• DATASET CONTENT

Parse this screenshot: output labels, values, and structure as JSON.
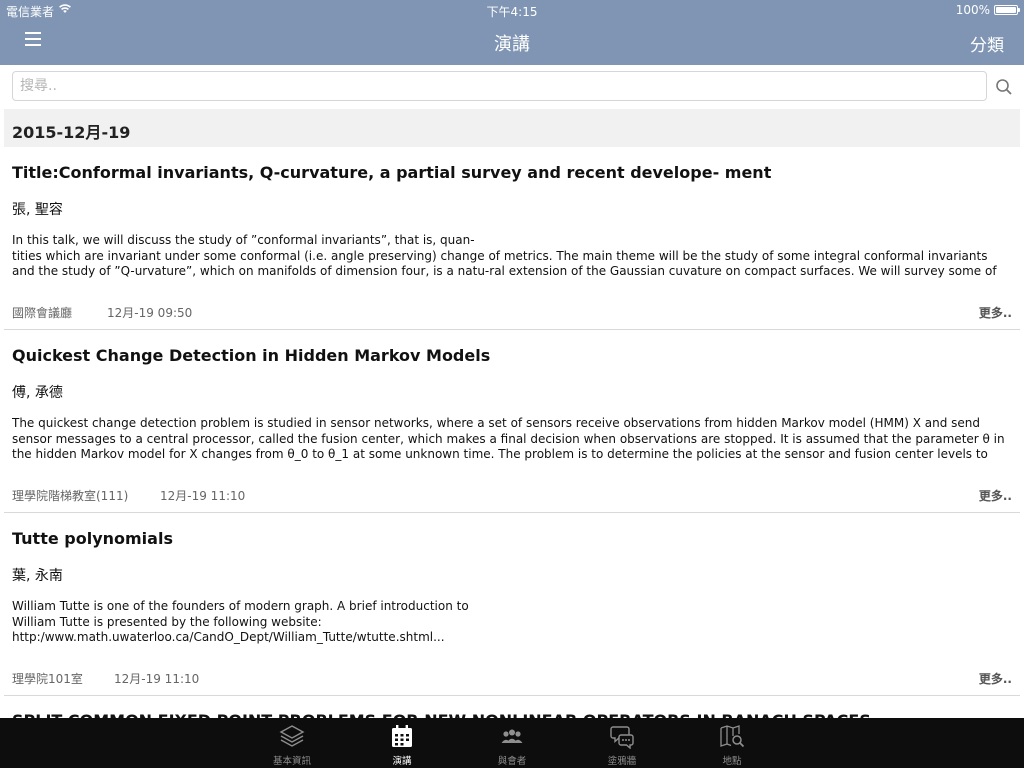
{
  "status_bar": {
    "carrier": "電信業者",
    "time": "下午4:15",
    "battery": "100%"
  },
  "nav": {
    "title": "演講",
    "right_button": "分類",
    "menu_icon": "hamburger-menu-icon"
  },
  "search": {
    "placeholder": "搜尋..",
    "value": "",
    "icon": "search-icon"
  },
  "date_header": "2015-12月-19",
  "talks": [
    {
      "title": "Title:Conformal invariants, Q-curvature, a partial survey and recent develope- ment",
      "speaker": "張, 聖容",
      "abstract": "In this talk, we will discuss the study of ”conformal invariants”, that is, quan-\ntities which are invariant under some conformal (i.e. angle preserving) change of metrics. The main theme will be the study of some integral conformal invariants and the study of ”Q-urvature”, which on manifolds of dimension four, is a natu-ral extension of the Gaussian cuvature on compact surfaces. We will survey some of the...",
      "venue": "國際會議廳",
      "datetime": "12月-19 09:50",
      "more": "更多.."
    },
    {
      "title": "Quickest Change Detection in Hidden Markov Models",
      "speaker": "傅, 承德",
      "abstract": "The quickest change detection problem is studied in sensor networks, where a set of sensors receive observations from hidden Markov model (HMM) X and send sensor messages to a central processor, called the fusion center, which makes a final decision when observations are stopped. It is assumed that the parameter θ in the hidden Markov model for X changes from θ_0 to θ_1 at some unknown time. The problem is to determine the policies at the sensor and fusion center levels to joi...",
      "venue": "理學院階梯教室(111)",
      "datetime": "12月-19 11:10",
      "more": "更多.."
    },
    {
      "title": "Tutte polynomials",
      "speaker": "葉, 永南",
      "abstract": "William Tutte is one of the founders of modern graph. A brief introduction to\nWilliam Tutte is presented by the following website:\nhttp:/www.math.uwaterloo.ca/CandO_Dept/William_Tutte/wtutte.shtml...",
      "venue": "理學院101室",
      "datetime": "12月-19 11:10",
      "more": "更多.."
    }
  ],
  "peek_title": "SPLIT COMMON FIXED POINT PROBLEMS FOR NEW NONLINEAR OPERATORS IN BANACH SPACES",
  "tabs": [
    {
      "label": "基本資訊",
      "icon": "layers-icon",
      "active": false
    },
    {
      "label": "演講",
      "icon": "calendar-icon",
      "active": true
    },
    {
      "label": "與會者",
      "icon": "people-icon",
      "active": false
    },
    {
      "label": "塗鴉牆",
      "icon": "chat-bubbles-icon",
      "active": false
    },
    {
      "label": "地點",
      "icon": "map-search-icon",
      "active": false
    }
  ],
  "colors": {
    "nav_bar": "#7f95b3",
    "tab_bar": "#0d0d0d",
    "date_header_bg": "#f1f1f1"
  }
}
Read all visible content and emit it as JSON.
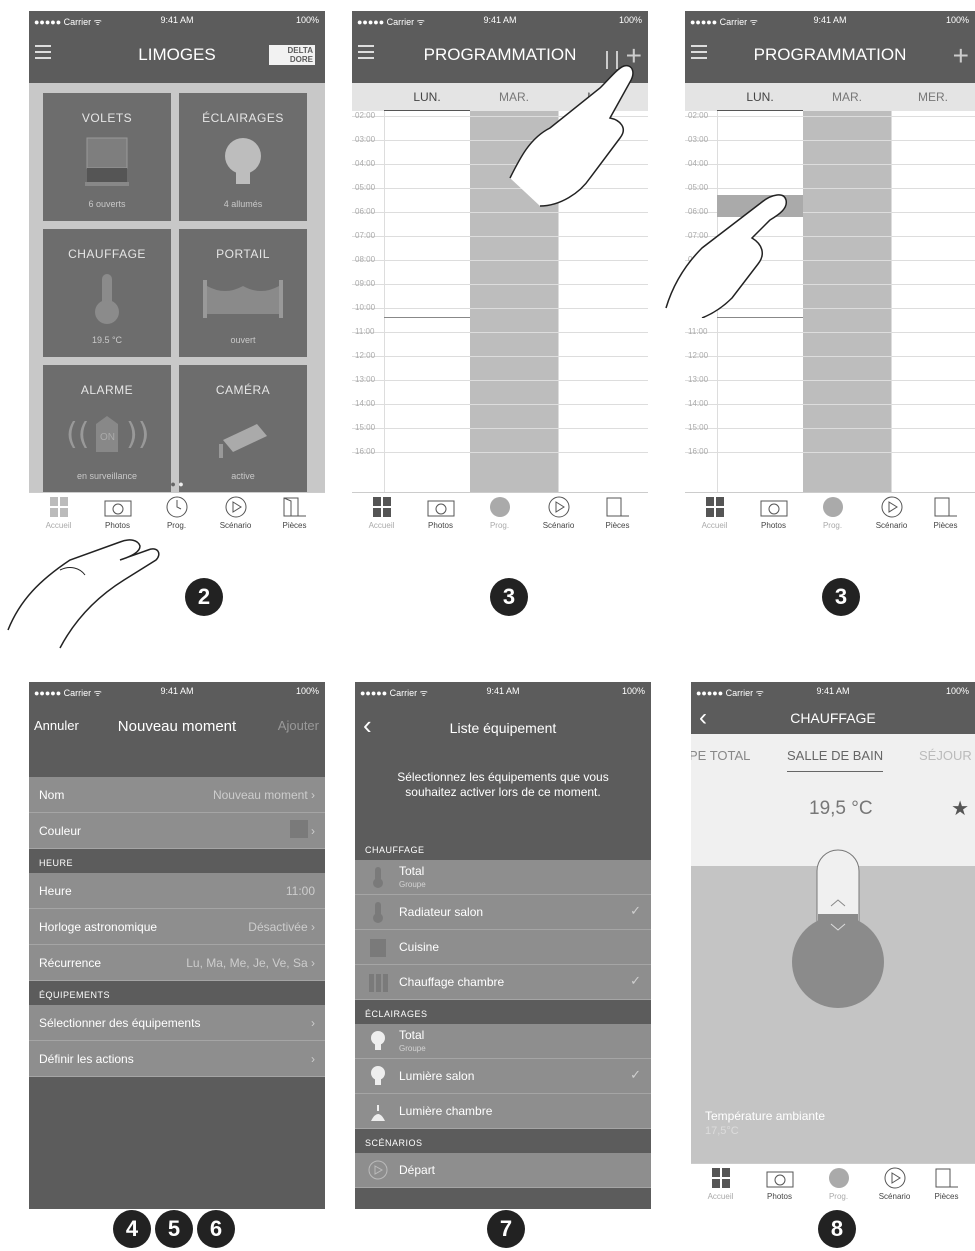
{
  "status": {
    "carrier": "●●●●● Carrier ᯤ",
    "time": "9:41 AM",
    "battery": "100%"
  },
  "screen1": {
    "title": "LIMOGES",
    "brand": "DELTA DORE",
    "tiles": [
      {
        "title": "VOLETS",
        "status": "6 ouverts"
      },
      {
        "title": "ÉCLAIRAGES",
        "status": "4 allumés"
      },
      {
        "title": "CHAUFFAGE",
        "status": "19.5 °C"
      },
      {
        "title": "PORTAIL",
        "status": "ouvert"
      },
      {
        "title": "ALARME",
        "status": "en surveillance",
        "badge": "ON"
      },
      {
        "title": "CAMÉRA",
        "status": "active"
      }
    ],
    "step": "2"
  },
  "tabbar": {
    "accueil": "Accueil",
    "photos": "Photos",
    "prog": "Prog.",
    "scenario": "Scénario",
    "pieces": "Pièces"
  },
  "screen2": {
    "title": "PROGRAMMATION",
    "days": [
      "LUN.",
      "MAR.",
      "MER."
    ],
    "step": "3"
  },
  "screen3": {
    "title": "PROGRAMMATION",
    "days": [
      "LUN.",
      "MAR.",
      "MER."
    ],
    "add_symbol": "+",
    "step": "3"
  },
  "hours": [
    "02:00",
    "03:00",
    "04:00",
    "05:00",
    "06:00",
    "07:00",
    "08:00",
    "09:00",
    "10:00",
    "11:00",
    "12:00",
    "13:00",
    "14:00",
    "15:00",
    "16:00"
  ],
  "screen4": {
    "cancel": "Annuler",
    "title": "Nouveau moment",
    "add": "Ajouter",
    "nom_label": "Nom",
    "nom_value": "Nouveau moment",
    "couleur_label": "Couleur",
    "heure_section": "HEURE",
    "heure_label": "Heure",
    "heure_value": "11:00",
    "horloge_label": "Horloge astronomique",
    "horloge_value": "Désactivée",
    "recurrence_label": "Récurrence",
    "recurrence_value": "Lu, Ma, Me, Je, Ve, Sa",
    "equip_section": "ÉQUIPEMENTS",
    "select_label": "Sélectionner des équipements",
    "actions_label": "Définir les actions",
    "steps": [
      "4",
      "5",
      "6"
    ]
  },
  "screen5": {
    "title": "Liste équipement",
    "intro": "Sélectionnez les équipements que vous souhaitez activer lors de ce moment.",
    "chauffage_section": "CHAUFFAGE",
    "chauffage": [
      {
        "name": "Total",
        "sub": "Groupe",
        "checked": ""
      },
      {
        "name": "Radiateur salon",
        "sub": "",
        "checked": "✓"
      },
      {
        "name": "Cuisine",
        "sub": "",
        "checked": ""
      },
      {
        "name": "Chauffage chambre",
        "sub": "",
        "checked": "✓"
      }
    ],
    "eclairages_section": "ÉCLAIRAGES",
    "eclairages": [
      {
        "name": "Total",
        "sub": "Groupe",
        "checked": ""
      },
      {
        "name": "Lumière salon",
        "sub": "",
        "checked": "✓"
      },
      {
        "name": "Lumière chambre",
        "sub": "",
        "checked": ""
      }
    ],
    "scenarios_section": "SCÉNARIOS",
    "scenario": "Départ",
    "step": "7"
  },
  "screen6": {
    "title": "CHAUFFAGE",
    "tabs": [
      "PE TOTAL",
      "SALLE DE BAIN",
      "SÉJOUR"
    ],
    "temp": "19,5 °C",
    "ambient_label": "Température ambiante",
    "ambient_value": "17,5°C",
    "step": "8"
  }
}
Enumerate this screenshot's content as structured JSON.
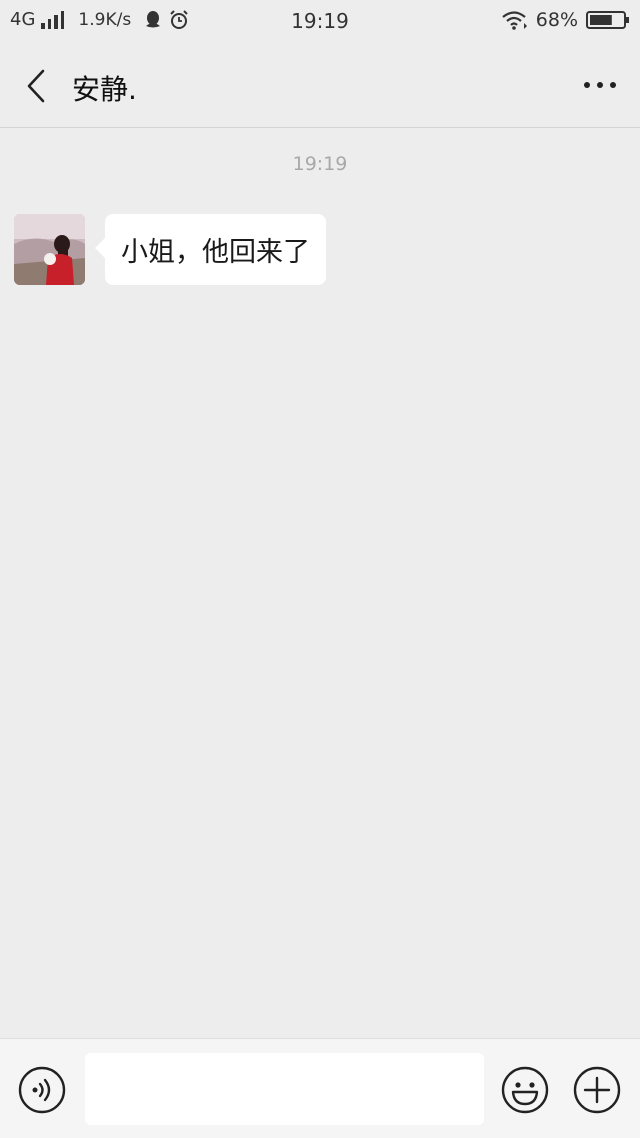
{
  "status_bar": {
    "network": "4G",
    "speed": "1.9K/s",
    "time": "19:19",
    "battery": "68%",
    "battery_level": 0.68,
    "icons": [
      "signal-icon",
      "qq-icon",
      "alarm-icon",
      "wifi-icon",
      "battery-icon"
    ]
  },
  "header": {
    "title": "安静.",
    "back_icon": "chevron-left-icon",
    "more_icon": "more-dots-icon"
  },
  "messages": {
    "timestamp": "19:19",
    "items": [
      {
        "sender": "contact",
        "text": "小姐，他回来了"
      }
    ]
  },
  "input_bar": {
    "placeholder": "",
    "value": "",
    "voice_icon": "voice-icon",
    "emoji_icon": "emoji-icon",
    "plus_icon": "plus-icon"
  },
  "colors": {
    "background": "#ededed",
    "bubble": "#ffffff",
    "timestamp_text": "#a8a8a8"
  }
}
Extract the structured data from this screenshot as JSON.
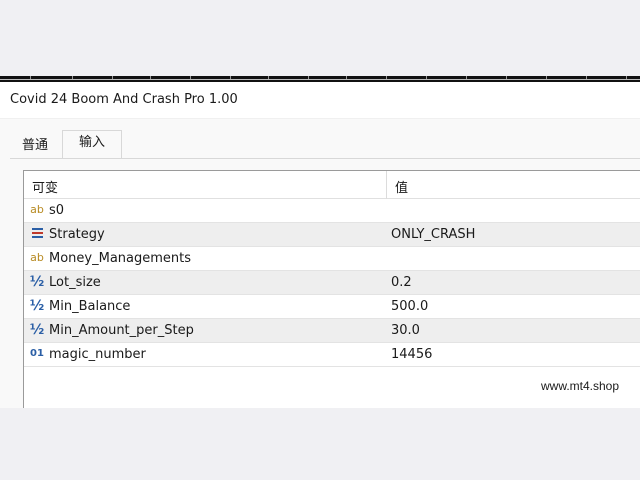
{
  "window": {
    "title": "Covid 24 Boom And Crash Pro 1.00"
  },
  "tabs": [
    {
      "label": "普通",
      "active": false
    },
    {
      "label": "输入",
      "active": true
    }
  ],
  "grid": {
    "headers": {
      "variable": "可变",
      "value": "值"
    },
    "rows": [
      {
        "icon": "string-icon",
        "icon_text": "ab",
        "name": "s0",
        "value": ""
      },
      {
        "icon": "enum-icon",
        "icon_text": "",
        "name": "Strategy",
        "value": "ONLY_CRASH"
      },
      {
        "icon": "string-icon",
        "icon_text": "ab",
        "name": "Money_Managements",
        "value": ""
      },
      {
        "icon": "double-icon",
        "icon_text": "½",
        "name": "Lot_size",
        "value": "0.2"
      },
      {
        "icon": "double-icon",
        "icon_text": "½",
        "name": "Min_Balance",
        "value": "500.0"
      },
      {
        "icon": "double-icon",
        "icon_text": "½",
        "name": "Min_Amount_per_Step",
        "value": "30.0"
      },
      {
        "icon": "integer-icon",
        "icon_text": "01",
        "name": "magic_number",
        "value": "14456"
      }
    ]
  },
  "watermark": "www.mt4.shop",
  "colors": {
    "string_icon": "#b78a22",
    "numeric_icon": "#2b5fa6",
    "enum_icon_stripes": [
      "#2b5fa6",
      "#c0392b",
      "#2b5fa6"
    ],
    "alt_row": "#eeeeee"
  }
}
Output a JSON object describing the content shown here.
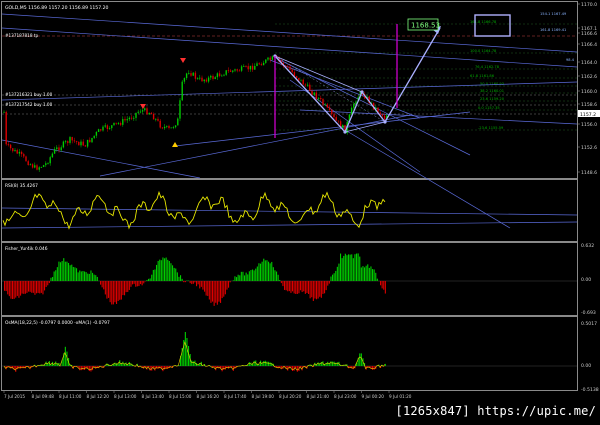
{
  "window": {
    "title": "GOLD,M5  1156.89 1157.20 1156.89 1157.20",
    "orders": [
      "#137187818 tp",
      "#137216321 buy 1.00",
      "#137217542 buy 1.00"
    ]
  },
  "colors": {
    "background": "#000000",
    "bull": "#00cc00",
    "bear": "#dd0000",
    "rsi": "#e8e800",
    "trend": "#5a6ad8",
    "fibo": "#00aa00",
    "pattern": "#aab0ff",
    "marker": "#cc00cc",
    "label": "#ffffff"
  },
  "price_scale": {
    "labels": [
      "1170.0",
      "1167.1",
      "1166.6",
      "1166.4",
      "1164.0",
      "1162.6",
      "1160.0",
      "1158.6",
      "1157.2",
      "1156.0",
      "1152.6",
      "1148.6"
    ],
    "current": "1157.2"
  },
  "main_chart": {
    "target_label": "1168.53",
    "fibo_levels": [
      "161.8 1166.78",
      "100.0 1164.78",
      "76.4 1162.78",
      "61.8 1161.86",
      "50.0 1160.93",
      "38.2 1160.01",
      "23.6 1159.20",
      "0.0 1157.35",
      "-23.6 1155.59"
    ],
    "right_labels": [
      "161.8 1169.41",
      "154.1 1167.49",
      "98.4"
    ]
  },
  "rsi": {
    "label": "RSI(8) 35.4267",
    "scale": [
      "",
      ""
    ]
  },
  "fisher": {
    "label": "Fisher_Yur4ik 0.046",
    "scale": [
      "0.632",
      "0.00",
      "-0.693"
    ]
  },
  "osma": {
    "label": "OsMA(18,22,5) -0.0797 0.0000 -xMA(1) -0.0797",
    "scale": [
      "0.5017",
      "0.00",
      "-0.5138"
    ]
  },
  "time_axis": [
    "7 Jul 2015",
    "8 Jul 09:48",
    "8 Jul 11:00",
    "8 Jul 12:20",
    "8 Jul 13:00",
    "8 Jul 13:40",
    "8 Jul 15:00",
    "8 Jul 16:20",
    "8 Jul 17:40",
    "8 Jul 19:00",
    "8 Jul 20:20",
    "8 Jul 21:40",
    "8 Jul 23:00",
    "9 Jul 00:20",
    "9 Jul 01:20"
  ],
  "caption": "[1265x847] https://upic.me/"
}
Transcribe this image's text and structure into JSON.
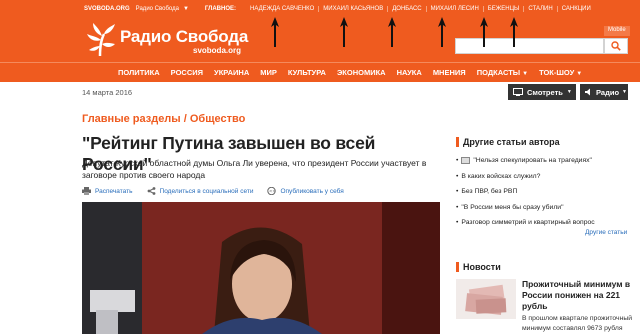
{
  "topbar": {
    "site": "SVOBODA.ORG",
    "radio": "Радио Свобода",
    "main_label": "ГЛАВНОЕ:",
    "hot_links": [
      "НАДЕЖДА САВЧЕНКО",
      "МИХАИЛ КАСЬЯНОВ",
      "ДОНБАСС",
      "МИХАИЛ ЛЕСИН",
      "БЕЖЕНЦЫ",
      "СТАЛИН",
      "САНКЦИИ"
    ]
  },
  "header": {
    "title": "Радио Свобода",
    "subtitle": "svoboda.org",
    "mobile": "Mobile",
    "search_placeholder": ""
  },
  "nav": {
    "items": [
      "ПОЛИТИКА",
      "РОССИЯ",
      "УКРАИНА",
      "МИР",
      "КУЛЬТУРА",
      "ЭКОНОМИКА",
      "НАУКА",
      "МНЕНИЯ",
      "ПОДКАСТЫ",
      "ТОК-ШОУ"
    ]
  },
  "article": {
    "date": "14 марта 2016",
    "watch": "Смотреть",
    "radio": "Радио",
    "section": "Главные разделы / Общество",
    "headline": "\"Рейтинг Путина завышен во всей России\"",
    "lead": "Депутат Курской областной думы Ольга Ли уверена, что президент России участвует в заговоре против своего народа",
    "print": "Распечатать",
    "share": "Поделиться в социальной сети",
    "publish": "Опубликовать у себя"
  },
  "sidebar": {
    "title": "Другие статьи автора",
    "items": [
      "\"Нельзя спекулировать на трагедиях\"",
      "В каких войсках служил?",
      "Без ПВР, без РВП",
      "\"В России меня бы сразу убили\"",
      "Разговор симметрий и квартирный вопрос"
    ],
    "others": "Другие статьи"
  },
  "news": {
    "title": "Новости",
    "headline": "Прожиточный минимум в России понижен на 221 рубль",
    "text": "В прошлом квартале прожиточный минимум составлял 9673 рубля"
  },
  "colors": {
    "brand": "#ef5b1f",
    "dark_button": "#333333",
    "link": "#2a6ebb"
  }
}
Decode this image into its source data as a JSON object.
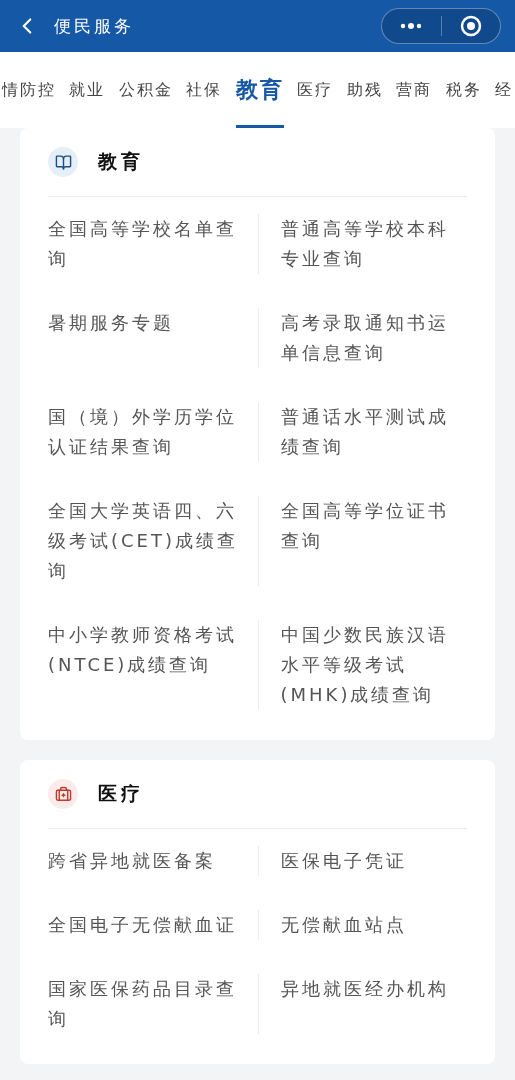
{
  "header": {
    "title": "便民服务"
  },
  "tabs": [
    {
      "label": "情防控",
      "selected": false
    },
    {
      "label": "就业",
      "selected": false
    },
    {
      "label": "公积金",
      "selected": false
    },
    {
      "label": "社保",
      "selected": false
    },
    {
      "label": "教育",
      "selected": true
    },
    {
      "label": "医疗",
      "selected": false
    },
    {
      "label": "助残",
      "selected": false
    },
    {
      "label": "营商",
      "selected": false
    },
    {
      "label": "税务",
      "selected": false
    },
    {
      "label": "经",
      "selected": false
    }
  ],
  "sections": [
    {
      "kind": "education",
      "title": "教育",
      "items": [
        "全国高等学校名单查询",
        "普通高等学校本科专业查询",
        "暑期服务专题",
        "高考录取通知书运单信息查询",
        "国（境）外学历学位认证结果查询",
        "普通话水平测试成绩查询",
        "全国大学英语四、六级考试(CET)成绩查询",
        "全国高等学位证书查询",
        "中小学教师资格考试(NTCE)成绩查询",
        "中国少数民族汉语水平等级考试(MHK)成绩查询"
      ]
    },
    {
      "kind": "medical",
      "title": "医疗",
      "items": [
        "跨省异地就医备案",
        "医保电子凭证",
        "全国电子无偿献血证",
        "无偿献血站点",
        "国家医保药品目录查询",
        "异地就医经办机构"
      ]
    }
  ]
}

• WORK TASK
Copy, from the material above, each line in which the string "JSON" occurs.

• REPLY
Parse this screenshot: output labels, values, and structure as JSON.
Read all visible content and emit it as JSON.
Enumerate this screenshot's content as structured JSON.
Extract the structured data from this screenshot as JSON.
Output a JSON object describing the content shown here.
Transcribe this image's text and structure into JSON.
Decode this image into its source data as a JSON object.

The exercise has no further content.